Exercise aim: Output the whole listing exactly, with no pictures.

Data to examine:

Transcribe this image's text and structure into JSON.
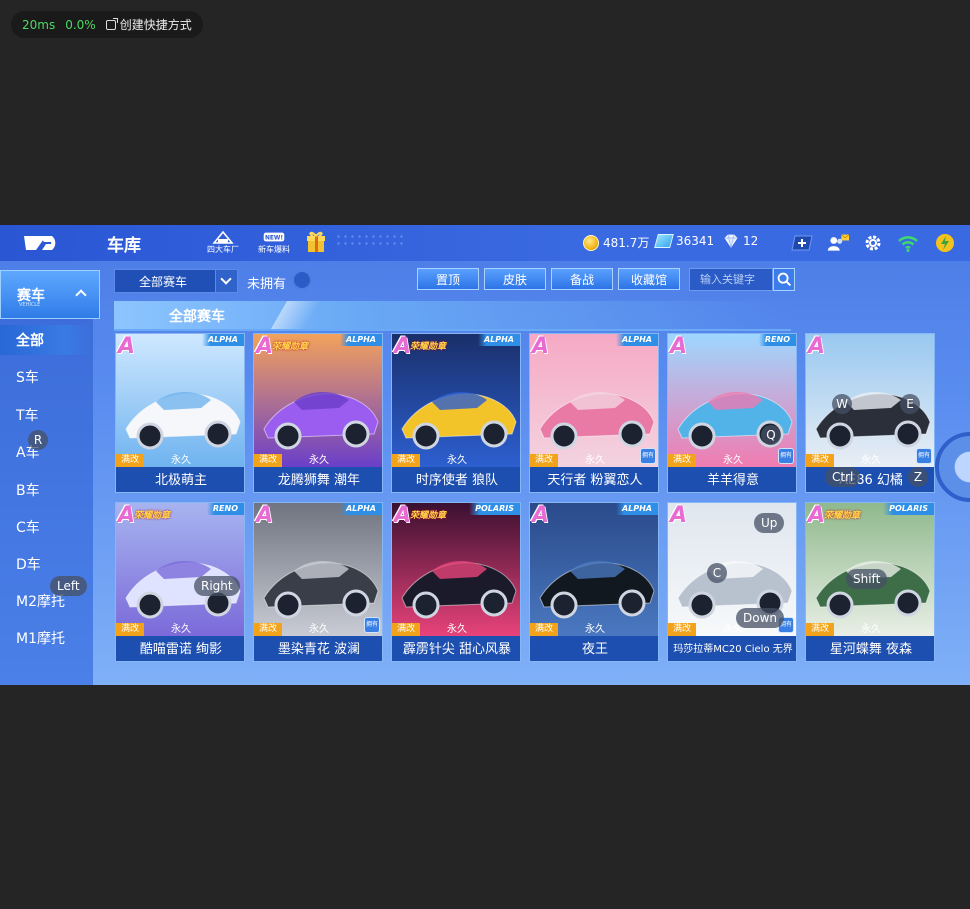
{
  "overlay": {
    "ping": "20ms",
    "loss": "0.0%",
    "shortcut_label": "创建快捷方式"
  },
  "header": {
    "title": "车库",
    "icons": [
      {
        "label": "四大车厂"
      },
      {
        "label": "新车爆料",
        "badge": "NEW!"
      }
    ],
    "currencies": {
      "coins": "481.7万",
      "coupons": "36341",
      "gems": "12"
    }
  },
  "sidebar": {
    "head": {
      "label": "赛车",
      "sub": "VEHICLE"
    },
    "items": [
      {
        "label": "全部",
        "active": true
      },
      {
        "label": "S车"
      },
      {
        "label": "T车"
      },
      {
        "label": "A车"
      },
      {
        "label": "B车"
      },
      {
        "label": "C车"
      },
      {
        "label": "D车"
      },
      {
        "label": "M2摩托"
      },
      {
        "label": "M1摩托"
      }
    ]
  },
  "toolbar": {
    "filter": "全部赛车",
    "owned_label": "未拥有",
    "buttons": [
      "置顶",
      "皮肤",
      "备战",
      "收藏馆"
    ],
    "search_placeholder": "输入关键字"
  },
  "section": {
    "title": "全部赛车"
  },
  "cards": [
    {
      "name": "北极萌主",
      "grade": "A",
      "brand": "ALPHA",
      "ribbon": "",
      "mods": "满改",
      "perm": "永久",
      "owned": "",
      "colors": [
        "#cfe8ff",
        "#6fb3ef",
        "#f5f7fa"
      ]
    },
    {
      "name": "龙腾狮舞 潮年",
      "grade": "A",
      "brand": "ALPHA",
      "ribbon": "荣耀勋章",
      "mods": "满改",
      "perm": "永久",
      "owned": "",
      "colors": [
        "#f3a25a",
        "#6a3fc9",
        "#9b5cf0"
      ]
    },
    {
      "name": "时序使者 狼队",
      "grade": "A",
      "brand": "ALPHA",
      "ribbon": "荣耀勋章",
      "mods": "满改",
      "perm": "永久",
      "owned": "",
      "colors": [
        "#1a2f6a",
        "#2c5fd0",
        "#f3c32a"
      ]
    },
    {
      "name": "天行者 粉翼恋人",
      "grade": "A",
      "brand": "ALPHA",
      "ribbon": "",
      "mods": "满改",
      "perm": "永久",
      "owned": "拥有",
      "colors": [
        "#f6a9c4",
        "#f3d3e0",
        "#e97aa6"
      ]
    },
    {
      "name": "羊羊得意",
      "grade": "A",
      "brand": "RENO",
      "ribbon": "",
      "mods": "满改",
      "perm": "永久",
      "owned": "拥有",
      "colors": [
        "#9ed7ff",
        "#f07bb0",
        "#52b3e8"
      ]
    },
    {
      "name": "AE86 幻橘",
      "grade": "A",
      "brand": "",
      "ribbon": "",
      "mods": "满改",
      "perm": "永久",
      "owned": "拥有",
      "colors": [
        "#98c8f0",
        "#e9eef5",
        "#2a2f3a"
      ]
    },
    {
      "name": "酷喵雷诺 绚影",
      "grade": "A",
      "brand": "RENO",
      "ribbon": "荣耀勋章",
      "mods": "满改",
      "perm": "永久",
      "owned": "",
      "colors": [
        "#a7b4f0",
        "#7b6ad9",
        "#dfe3ff"
      ]
    },
    {
      "name": "墨染青花 波澜",
      "grade": "A",
      "brand": "ALPHA",
      "ribbon": "",
      "mods": "满改",
      "perm": "永久",
      "owned": "拥有",
      "colors": [
        "#6f7480",
        "#c9ccd4",
        "#3a3e48"
      ]
    },
    {
      "name": "霹雳针尖 甜心风暴",
      "grade": "A",
      "brand": "POLARIS",
      "ribbon": "荣耀勋章",
      "mods": "满改",
      "perm": "永久",
      "owned": "",
      "colors": [
        "#3a1030",
        "#e8437a",
        "#1a1a2a"
      ]
    },
    {
      "name": "夜王",
      "grade": "A",
      "brand": "ALPHA",
      "ribbon": "",
      "mods": "满改",
      "perm": "永久",
      "owned": "",
      "colors": [
        "#2a4a8a",
        "#4a78c0",
        "#111820"
      ]
    },
    {
      "name": "玛莎拉蒂MC20 Cielo 无界",
      "grade": "A",
      "brand": "",
      "ribbon": "",
      "mods": "满改",
      "perm": "永久",
      "owned": "拥有",
      "colors": [
        "#dfe6ee",
        "#f7f9fb",
        "#b8c2cf"
      ]
    },
    {
      "name": "星河蝶舞 夜森",
      "grade": "A",
      "brand": "POLARIS",
      "ribbon": "荣耀勋章",
      "mods": "满改",
      "perm": "永久",
      "owned": "",
      "colors": [
        "#8fb98c",
        "#e9efe6",
        "#3e6e48"
      ]
    }
  ],
  "key_hints": [
    {
      "key": "R"
    },
    {
      "key": "Left"
    },
    {
      "key": "Right"
    },
    {
      "key": "W"
    },
    {
      "key": "E"
    },
    {
      "key": "Q"
    },
    {
      "key": "Ctrl"
    },
    {
      "key": "Z"
    },
    {
      "key": "Up"
    },
    {
      "key": "C"
    },
    {
      "key": "Down"
    },
    {
      "key": "Shift"
    }
  ],
  "colors": {
    "header": "#2a56d4",
    "panel": "#5b8ef0",
    "name_bar": "#1d4fb0",
    "grade": "#e86ad3"
  }
}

Exercise result:
Transcribe this image's text and structure into JSON.
{
  "overlay": {
    "ping": "20ms",
    "loss": "0.0%",
    "shortcut_label": "创建快捷方式"
  },
  "header": {
    "title": "车库",
    "icons": [
      {
        "label": "四大车厂"
      },
      {
        "label": "新车爆料",
        "badge": "NEW!"
      }
    ],
    "currencies": {
      "coins": "481.7万",
      "coupons": "36341",
      "gems": "12"
    }
  },
  "sidebar": {
    "head": {
      "label": "赛车",
      "sub": "VEHICLE"
    },
    "items": [
      {
        "label": "全部",
        "active": true
      },
      {
        "label": "S车"
      },
      {
        "label": "T车"
      },
      {
        "label": "A车"
      },
      {
        "label": "B车"
      },
      {
        "label": "C车"
      },
      {
        "label": "D车"
      },
      {
        "label": "M2摩托"
      },
      {
        "label": "M1摩托"
      }
    ]
  },
  "toolbar": {
    "filter": "全部赛车",
    "owned_label": "未拥有",
    "buttons": [
      "置顶",
      "皮肤",
      "备战",
      "收藏馆"
    ],
    "search_placeholder": "输入关键字"
  },
  "section": {
    "title": "全部赛车"
  },
  "cards": [
    {
      "name": "北极萌主",
      "grade": "A",
      "brand": "ALPHA",
      "ribbon": "",
      "mods": "满改",
      "perm": "永久",
      "owned": "",
      "colors": [
        "#cfe8ff",
        "#6fb3ef",
        "#f5f7fa"
      ]
    },
    {
      "name": "龙腾狮舞 潮年",
      "grade": "A",
      "brand": "ALPHA",
      "ribbon": "荣耀勋章",
      "mods": "满改",
      "perm": "永久",
      "owned": "",
      "colors": [
        "#f3a25a",
        "#6a3fc9",
        "#9b5cf0"
      ]
    },
    {
      "name": "时序使者 狼队",
      "grade": "A",
      "brand": "ALPHA",
      "ribbon": "荣耀勋章",
      "mods": "满改",
      "perm": "永久",
      "owned": "",
      "colors": [
        "#1a2f6a",
        "#2c5fd0",
        "#f3c32a"
      ]
    },
    {
      "name": "天行者 粉翼恋人",
      "grade": "A",
      "brand": "ALPHA",
      "ribbon": "",
      "mods": "满改",
      "perm": "永久",
      "owned": "拥有",
      "colors": [
        "#f6a9c4",
        "#f3d3e0",
        "#e97aa6"
      ]
    },
    {
      "name": "羊羊得意",
      "grade": "A",
      "brand": "RENO",
      "ribbon": "",
      "mods": "满改",
      "perm": "永久",
      "owned": "拥有",
      "colors": [
        "#9ed7ff",
        "#f07bb0",
        "#52b3e8"
      ]
    },
    {
      "name": "AE86 幻橘",
      "grade": "A",
      "brand": "",
      "ribbon": "",
      "mods": "满改",
      "perm": "永久",
      "owned": "拥有",
      "colors": [
        "#98c8f0",
        "#e9eef5",
        "#2a2f3a"
      ]
    },
    {
      "name": "酷喵雷诺 绚影",
      "grade": "A",
      "brand": "RENO",
      "ribbon": "荣耀勋章",
      "mods": "满改",
      "perm": "永久",
      "owned": "",
      "colors": [
        "#a7b4f0",
        "#7b6ad9",
        "#dfe3ff"
      ]
    },
    {
      "name": "墨染青花 波澜",
      "grade": "A",
      "brand": "ALPHA",
      "ribbon": "",
      "mods": "满改",
      "perm": "永久",
      "owned": "拥有",
      "colors": [
        "#6f7480",
        "#c9ccd4",
        "#3a3e48"
      ]
    },
    {
      "name": "霹雳针尖 甜心风暴",
      "grade": "A",
      "brand": "POLARIS",
      "ribbon": "荣耀勋章",
      "mods": "满改",
      "perm": "永久",
      "owned": "",
      "colors": [
        "#3a1030",
        "#e8437a",
        "#1a1a2a"
      ]
    },
    {
      "name": "夜王",
      "grade": "A",
      "brand": "ALPHA",
      "ribbon": "",
      "mods": "满改",
      "perm": "永久",
      "owned": "",
      "colors": [
        "#2a4a8a",
        "#4a78c0",
        "#111820"
      ]
    },
    {
      "name": "玛莎拉蒂MC20 Cielo 无界",
      "grade": "A",
      "brand": "",
      "ribbon": "",
      "mods": "满改",
      "perm": "永久",
      "owned": "拥有",
      "colors": [
        "#dfe6ee",
        "#f7f9fb",
        "#b8c2cf"
      ]
    },
    {
      "name": "星河蝶舞 夜森",
      "grade": "A",
      "brand": "POLARIS",
      "ribbon": "荣耀勋章",
      "mods": "满改",
      "perm": "永久",
      "owned": "",
      "colors": [
        "#8fb98c",
        "#e9efe6",
        "#3e6e48"
      ]
    }
  ],
  "key_hints": [
    {
      "key": "R"
    },
    {
      "key": "Left"
    },
    {
      "key": "Right"
    },
    {
      "key": "W"
    },
    {
      "key": "E"
    },
    {
      "key": "Q"
    },
    {
      "key": "Ctrl"
    },
    {
      "key": "Z"
    },
    {
      "key": "Up"
    },
    {
      "key": "C"
    },
    {
      "key": "Down"
    },
    {
      "key": "Shift"
    }
  ],
  "colors": {
    "header": "#2a56d4",
    "panel": "#5b8ef0",
    "name_bar": "#1d4fb0",
    "grade": "#e86ad3"
  }
}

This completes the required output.